Lawwell should be the guy on the Board who we have to convince of a player’s worth. He’ll certainly be negative in that part of his job but at least he’d be there representing the Board only and talking only finances. At the moment he’s the guy that players meet and he’s an important part of our recruitment strategy. He evidently knows precious little about the guys who are signing. He should be moved back to the role of Financial Director and let someone else represent the football team on the Board.

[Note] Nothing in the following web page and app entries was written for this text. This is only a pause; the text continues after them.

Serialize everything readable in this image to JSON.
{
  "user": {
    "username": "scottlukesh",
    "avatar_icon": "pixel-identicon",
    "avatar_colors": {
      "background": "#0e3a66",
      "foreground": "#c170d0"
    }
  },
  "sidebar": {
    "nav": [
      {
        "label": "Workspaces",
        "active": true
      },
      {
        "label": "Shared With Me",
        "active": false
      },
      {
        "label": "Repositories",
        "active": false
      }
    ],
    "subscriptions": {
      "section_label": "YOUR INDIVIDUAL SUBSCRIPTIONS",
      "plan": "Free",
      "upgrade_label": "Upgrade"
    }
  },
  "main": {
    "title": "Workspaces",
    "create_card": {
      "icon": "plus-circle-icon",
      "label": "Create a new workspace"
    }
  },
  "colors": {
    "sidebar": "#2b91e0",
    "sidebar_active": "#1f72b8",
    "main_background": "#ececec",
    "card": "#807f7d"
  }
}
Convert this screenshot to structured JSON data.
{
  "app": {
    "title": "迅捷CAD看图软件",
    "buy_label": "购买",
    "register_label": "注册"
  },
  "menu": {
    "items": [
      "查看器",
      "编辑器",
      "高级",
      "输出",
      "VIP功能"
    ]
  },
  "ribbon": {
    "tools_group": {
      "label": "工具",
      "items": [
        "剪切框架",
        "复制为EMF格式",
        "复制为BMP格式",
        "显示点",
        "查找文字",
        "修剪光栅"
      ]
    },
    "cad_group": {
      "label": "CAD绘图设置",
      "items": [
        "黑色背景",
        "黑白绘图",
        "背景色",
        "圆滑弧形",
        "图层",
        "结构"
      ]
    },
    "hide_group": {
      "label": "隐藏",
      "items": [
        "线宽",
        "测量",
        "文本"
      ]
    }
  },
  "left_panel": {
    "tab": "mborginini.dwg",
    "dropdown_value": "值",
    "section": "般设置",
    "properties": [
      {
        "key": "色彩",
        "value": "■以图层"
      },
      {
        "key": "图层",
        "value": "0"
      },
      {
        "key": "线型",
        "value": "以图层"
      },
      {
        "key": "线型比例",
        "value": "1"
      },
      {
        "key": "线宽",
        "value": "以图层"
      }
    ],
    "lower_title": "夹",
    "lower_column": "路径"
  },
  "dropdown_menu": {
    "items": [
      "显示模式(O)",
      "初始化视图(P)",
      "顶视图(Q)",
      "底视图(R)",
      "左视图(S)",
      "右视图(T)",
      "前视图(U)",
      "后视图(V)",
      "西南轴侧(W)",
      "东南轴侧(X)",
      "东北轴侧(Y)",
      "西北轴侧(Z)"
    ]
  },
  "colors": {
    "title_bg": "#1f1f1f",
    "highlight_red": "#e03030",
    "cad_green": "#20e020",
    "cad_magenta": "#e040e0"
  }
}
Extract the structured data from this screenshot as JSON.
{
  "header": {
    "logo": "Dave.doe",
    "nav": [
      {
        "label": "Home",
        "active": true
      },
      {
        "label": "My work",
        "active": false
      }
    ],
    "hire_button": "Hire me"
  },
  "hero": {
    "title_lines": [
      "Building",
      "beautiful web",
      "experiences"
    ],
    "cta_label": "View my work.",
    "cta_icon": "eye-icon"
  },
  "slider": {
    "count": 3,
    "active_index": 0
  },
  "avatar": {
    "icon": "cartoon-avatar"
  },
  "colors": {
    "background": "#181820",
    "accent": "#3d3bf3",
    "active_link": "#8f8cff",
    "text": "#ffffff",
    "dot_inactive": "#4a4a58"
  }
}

Agreed, Lawwell should have nothing to do with transfer decisions. The only thing he could/should be involved is working under the DoF when it comes to the actual negotiating process - i.e. follow orders from the DoF on what is his valuation or maximum price for the player in question, that should be his final remit. Our budget this year seems to have been £2m, this despite being in a relatively healthy financial position and I’d hazard a guess that our playing wage bill has reduced significantly for the 3rd season running.

Lawwell is not even a great negotiator - look at the deal he signed off for Balde.

Really depressing times, thought we would have kicked on after a good transfer market last season and Lennon would have got a budget in the region of £5-8m. I’m sure we could have also got some transfer fees in rather than the mass exodus of loans that took place. To recap, Lawwell is a thouroughly useless cunt.

The difference between him and the likes of Sabatini is enormous.